What is the Beast of Gevaudan?

Known to terrorize the former province of Gevaudan, located in the south-central part of France, the Beast of Gevaudan was the name given to wolf-like creatures that had a habit of attacking and eating humans. In this article, you will learn more about this French terror, as well as information behind a couple of documented incidents.

The Beasts of Gevaudan were often described by witnesses as possessing frightening teeth and noticeable tails , running about the region at sending terror from1764 to 1767. Reddish fur covered their bodies and an unmistaken odor was associated with its presence. The beasts caused a great panic, as they were known to take the lives of their victims by tearing at their throats with their teeth.

It is still unknown just how many people the beasts were responsible for killing, although one source claims that the estimated total including 210 attacks, 113 deaths, and 49 injuries. Out of all the attacks, it was said that nearly 100 victims were partially eaten. Children were the greatest victims of the beasts, following by women, and then men.
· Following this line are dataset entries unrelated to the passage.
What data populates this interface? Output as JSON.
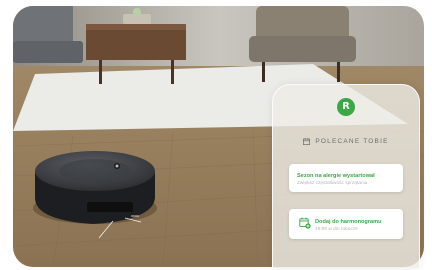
{
  "panel": {
    "logo_letter": "R",
    "section_title": "POLECANE TOBIE",
    "cards": [
      {
        "title": "Sezon na alergie wystartował",
        "subtitle": "Zwiększ częstotliwość sprzątania"
      },
      {
        "title": "Dodaj do harmonogramu",
        "subtitle": "19:00 w dni robocze"
      }
    ]
  },
  "icons": {
    "logo": "irobot-logo-icon",
    "section": "calendar-icon",
    "card_2": "calendar-add-icon"
  },
  "colors": {
    "accent_green": "#3aa845",
    "panel_text": "#6b6b6b",
    "muted_text": "#b5b5b5"
  }
}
In order to calm the reign of terror that the beasts inflicted upon residents, a great deal of manpower and resources were used. Hunting the creatures became a prime objective. When parties went out to search and destroy the beasts, they consisted of members of the army, civilians, nobles, and royal huntsmen.
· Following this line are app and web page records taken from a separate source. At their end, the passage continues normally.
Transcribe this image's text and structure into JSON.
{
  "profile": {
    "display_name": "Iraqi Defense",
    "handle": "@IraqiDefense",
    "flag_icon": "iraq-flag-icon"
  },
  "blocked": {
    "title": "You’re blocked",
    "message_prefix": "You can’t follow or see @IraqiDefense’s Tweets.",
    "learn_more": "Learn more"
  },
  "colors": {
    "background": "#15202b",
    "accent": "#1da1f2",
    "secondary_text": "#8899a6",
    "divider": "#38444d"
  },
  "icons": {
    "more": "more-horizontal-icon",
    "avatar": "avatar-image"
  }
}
The First Attack

The first known attack of the Beast of Gevaudan took place on June 1st, 1764, but allowed people to receive information about the description of the creature. A woman from Langogne caught sight of a “large, lupine animal emerge from the trees and charge directly toward her.” Lucky for her, the creature was driven away by the bulls that lived on the farm.

On June 30th, the first official victim was accounted. The Beast of Gevaudan claimed the life of Jeanne Boulet, who was killed close to the village of Les Hubacs, which wasn’t that far from Langogne. At this point, it became clear that the beast was interested in humans over farm animals. It also seemed to take no interest in cattle and would choose a human to attack even if it was in the midst of many cattle in the same vicinity.

The Hunt is On

Attention was drawn to the issue of the beast when Jacques Portefaix and six friends (including two girls) were attacked by the beast on January 12th, 1765. They were able to drive away the creature by sticking together and staying as a group. Their story made it to the ears of King Louis XV, who gave 300 livres (the currency of the time) to Portefaix and another 300 livres to split with the rest of the group. Portefaix was also given an education at the expense of the state.

The next action by the King was to enlist the help of wolf-hunters who made it their profession to solve their beastly problem. Enter Jean-Charles-Marc-Antoine Vaumesle d’Enneval and his son Jean-François, who were commissioned to kill the beast. Already with a personal interest in the attacks, Enneval was eager to accept the task at hand. On February 17th, 1765, the two men arrived in Clermont-Ferrand, toting eight bloodhounds that had been trained in detecting wolves.